(RECORDS PROVIDED begins)

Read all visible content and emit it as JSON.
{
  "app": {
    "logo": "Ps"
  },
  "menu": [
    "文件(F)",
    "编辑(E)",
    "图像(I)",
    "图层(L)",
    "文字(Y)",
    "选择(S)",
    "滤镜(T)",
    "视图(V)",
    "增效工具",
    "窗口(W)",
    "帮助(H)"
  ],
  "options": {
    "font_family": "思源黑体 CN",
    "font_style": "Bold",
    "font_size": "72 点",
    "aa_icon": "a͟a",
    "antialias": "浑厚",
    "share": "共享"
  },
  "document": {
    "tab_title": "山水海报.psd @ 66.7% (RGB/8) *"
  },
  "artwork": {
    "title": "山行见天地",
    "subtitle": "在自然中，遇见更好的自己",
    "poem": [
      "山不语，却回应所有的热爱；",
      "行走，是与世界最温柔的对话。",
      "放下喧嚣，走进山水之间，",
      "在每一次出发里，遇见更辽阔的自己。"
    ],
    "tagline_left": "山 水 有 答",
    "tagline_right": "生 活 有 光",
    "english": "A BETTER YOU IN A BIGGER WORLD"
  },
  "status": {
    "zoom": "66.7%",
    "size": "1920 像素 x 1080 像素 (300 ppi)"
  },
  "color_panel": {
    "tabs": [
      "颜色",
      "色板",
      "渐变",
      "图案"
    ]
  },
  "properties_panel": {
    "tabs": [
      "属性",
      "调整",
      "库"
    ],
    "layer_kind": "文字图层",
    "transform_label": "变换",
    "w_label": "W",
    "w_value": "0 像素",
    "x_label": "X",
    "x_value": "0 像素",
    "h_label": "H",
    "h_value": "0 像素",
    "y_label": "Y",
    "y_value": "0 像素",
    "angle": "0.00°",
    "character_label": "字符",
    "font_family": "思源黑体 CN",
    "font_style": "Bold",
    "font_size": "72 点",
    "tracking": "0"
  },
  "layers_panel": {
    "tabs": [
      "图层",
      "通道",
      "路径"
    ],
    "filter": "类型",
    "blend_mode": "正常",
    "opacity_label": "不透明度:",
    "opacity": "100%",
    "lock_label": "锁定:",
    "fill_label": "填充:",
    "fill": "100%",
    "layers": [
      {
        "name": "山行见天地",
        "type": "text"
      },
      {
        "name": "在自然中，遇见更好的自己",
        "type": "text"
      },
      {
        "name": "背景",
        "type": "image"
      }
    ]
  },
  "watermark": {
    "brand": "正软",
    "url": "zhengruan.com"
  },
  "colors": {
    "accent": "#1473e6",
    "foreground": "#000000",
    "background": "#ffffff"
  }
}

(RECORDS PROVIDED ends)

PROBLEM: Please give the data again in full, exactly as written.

WORKED SOLUTION:
Read all visible content and emit it as JSON.
{
  "app": {
    "logo": "Ps"
  },
  "menu": [
    "文件(F)",
    "编辑(E)",
    "图像(I)",
    "图层(L)",
    "文字(Y)",
    "选择(S)",
    "滤镜(T)",
    "视图(V)",
    "增效工具",
    "窗口(W)",
    "帮助(H)"
  ],
  "options": {
    "font_family": "思源黑体 CN",
    "font_style": "Bold",
    "font_size": "72 点",
    "aa_icon": "a͟a",
    "antialias": "浑厚",
    "share": "共享"
  },
  "document": {
    "tab_title": "山水海报.psd @ 66.7% (RGB/8) *"
  },
  "artwork": {
    "title": "山行见天地",
    "subtitle": "在自然中，遇见更好的自己",
    "poem": [
      "山不语，却回应所有的热爱；",
      "行走，是与世界最温柔的对话。",
      "放下喧嚣，走进山水之间，",
      "在每一次出发里，遇见更辽阔的自己。"
    ],
    "tagline_left": "山 水 有 答",
    "tagline_right": "生 活 有 光",
    "english": "A BETTER YOU IN A BIGGER WORLD"
  },
  "status": {
    "zoom": "66.7%",
    "size": "1920 像素 x 1080 像素 (300 ppi)"
  },
  "color_panel": {
    "tabs": [
      "颜色",
      "色板",
      "渐变",
      "图案"
    ]
  },
  "properties_panel": {
    "tabs": [
      "属性",
      "调整",
      "库"
    ],
    "layer_kind": "文字图层",
    "transform_label": "变换",
    "w_label": "W",
    "w_value": "0 像素",
    "x_label": "X",
    "x_value": "0 像素",
    "h_label": "H",
    "h_value": "0 像素",
    "y_label": "Y",
    "y_value": "0 像素",
    "angle": "0.00°",
    "character_label": "字符",
    "font_family": "思源黑体 CN",
    "font_style": "Bold",
    "font_size": "72 点",
    "tracking": "0"
  },
  "layers_panel": {
    "tabs": [
      "图层",
      "通道",
      "路径"
    ],
    "filter": "类型",
    "blend_mode": "正常",
    "opacity_label": "不透明度:",
    "opacity": "100%",
    "lock_label": "锁定:",
    "fill_label": "填充:",
    "fill": "100%",
    "layers": [
      {
        "name": "山行见天地",
        "type": "text"
      },
      {
        "name": "在自然中，遇见更好的自己",
        "type": "text"
      },
      {
        "name": "背景",
        "type": "image"
      }
    ]
  },
  "watermark": {
    "brand": "正软",
    "url": "zhengruan.com"
  },
  "colors": {
    "accent": "#1473e6",
    "foreground": "#000000",
    "background": "#ffffff"
  }
}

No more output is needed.